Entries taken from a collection

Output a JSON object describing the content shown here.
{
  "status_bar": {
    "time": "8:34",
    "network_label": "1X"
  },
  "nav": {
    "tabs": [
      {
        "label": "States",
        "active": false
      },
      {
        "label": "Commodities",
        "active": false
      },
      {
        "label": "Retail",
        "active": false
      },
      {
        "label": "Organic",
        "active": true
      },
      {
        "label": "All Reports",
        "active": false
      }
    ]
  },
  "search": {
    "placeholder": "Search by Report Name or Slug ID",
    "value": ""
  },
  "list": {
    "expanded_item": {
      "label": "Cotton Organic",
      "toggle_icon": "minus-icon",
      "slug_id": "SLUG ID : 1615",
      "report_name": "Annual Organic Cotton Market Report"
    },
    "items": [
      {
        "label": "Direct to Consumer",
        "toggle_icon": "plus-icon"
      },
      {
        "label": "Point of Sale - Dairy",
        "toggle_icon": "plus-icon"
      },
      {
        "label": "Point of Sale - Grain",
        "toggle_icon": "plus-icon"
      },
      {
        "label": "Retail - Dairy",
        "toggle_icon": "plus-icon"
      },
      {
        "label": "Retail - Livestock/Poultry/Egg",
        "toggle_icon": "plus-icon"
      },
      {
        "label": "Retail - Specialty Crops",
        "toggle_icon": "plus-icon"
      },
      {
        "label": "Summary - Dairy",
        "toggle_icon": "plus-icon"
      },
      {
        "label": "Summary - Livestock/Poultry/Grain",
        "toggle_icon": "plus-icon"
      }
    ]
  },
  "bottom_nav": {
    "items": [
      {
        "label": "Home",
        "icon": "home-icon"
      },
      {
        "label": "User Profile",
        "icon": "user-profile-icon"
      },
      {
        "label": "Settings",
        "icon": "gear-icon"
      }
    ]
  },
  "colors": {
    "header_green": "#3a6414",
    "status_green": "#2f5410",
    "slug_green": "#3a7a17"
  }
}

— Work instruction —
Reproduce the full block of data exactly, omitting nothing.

— Exercise answer —
Output a JSON object describing the content shown here.
{
  "status_bar": {
    "time": "8:34",
    "network_label": "1X"
  },
  "nav": {
    "tabs": [
      {
        "label": "States",
        "active": false
      },
      {
        "label": "Commodities",
        "active": false
      },
      {
        "label": "Retail",
        "active": false
      },
      {
        "label": "Organic",
        "active": true
      },
      {
        "label": "All Reports",
        "active": false
      }
    ]
  },
  "search": {
    "placeholder": "Search by Report Name or Slug ID",
    "value": ""
  },
  "list": {
    "expanded_item": {
      "label": "Cotton Organic",
      "toggle_icon": "minus-icon",
      "slug_id": "SLUG ID : 1615",
      "report_name": "Annual Organic Cotton Market Report"
    },
    "items": [
      {
        "label": "Direct to Consumer",
        "toggle_icon": "plus-icon"
      },
      {
        "label": "Point of Sale - Dairy",
        "toggle_icon": "plus-icon"
      },
      {
        "label": "Point of Sale - Grain",
        "toggle_icon": "plus-icon"
      },
      {
        "label": "Retail - Dairy",
        "toggle_icon": "plus-icon"
      },
      {
        "label": "Retail - Livestock/Poultry/Egg",
        "toggle_icon": "plus-icon"
      },
      {
        "label": "Retail - Specialty Crops",
        "toggle_icon": "plus-icon"
      },
      {
        "label": "Summary - Dairy",
        "toggle_icon": "plus-icon"
      },
      {
        "label": "Summary - Livestock/Poultry/Grain",
        "toggle_icon": "plus-icon"
      }
    ]
  },
  "bottom_nav": {
    "items": [
      {
        "label": "Home",
        "icon": "home-icon"
      },
      {
        "label": "User Profile",
        "icon": "user-profile-icon"
      },
      {
        "label": "Settings",
        "icon": "gear-icon"
      }
    ]
  },
  "colors": {
    "header_green": "#3a6414",
    "status_green": "#2f5410",
    "slug_green": "#3a7a17"
  }
}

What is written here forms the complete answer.